I'd like to supplement eliserh's excellent write-up on this subject, over at hormone replacement therapy, if I may.
Since I started taking oestrogen a few years ago, I've noticed some changes in my mind, and probably missed a bunch more besides. For what it's worth, here are ways in which I think differently to how I used to, that I speculate might be caused by this hormone.
Noticing aesthetic beauty in things
I distinctly remember when I was many years younger and my mother bought a yellow CD player just because it was yellow and would therefore look good in the kitchen next to a lot of other yellow appliances. At the time, I couldn't believe she would rather buy something for how it looked rather than how well it functioned at its task (in this case, playing CDs in a non-tinny way, at which it failed miserably).
Recently, though, I've been looking at a certain modular synthesizer over others, mainly because it's an all-in-one unit with a built-in keyboard, in a beautiful wooden case. I've also been looking at Mac OS X, despite my political inclination towards free software, because it looks like it has the most slick GUI I've ever seen. I'm sure that, to some extent, my values have changed in terms of why I desire certain products over others. Now I care about aesthetics as well as functionality.
Empathising with fictional characters
Although I occasionally watched romantic films before, it was nothing compared to the experience it is now. I finally understand why they're so popular: even when I'm watching a kid's film, or a badly written film, even while I'm actually thinking about how badly written it is, I can't help but cry involuntarily when the two good characters get back together at the end, reunited at last. This still applies even if I've seen the film many times before. I even cried when Data talked about how he missed Geordi in Star Trek, when he thought he was dead. If an episode of Star Trek can make someone cry, imagine what a well-written, emotionally charged romantic film can do for that person.
Empathising with living creatures
Shortly after I started taking oestrogen, I became a vegetarian, a few years later going all the way and becoming a vegan. While this seems rare amongst the transwomen I know, it's worth noting that there appear to be more vegetarian women than vegetarian men1. (Of course, it's possible that the reason I wasn't a vegetarian before was simply that I was too depressed to think about such things).
Never being alone thanks to stuffed toys
When I was a teenager, I dismissed stuffed toys as being for kids. Since then, my partner and I have immersed ourselves in countless stuffed toy animals. We hug them all the time, we sleep hugging them, and sometimes I can even see how they're lonely when they're in a room all by themselves, but happier after I hug them, just from their inanimate facial expressions.
In short, if you're a transwoman about to take this hormone, the benefits of finally being able to think like you always should have done can be every bit as good as growing breasts and developing attractive curves.

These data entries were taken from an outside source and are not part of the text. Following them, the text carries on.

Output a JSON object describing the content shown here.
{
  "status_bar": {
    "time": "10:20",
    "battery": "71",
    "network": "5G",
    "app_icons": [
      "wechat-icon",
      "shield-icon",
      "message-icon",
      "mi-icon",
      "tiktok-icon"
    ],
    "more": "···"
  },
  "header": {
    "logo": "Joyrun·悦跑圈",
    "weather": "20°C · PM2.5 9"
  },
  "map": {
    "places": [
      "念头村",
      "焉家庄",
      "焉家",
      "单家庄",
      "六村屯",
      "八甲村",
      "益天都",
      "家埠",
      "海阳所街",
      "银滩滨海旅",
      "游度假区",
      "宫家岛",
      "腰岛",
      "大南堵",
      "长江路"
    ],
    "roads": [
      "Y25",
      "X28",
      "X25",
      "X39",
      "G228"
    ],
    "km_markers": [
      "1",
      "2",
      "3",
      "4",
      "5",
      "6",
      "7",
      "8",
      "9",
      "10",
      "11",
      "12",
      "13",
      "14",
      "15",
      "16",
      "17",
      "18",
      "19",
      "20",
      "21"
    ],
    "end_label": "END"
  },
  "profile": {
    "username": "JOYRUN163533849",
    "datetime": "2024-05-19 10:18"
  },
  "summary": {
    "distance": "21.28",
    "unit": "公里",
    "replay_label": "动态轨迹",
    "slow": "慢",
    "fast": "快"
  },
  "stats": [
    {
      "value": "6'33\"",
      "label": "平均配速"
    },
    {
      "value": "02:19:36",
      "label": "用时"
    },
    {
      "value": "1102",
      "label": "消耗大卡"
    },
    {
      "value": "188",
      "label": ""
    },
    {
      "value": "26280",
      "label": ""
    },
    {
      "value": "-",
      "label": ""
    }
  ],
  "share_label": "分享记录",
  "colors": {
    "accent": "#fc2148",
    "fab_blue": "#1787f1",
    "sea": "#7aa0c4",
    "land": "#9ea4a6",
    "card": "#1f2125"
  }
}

Of course, it'll probably help that you won't be constantly depressed any more, but that's just as true of transmen taking testosterone. It's not specific to any particular hormone, just the wonderful effect of taking the right hormone for your own particular mind.
These are just my personal experiences. It's impossible to tell which changes were caused by oestrogen, which were caused by not being depressed since admitting to myself who I was and changing my body to more accurately reflect that, and which were simply caused by me growing up.
1. http://www.vegsoc.org/info/statveg.html - Out of a poll of 1051 university and college students conducted in 2002, 11% of women claimed to be vegetarian, whereas only 4% of men claimed to be such.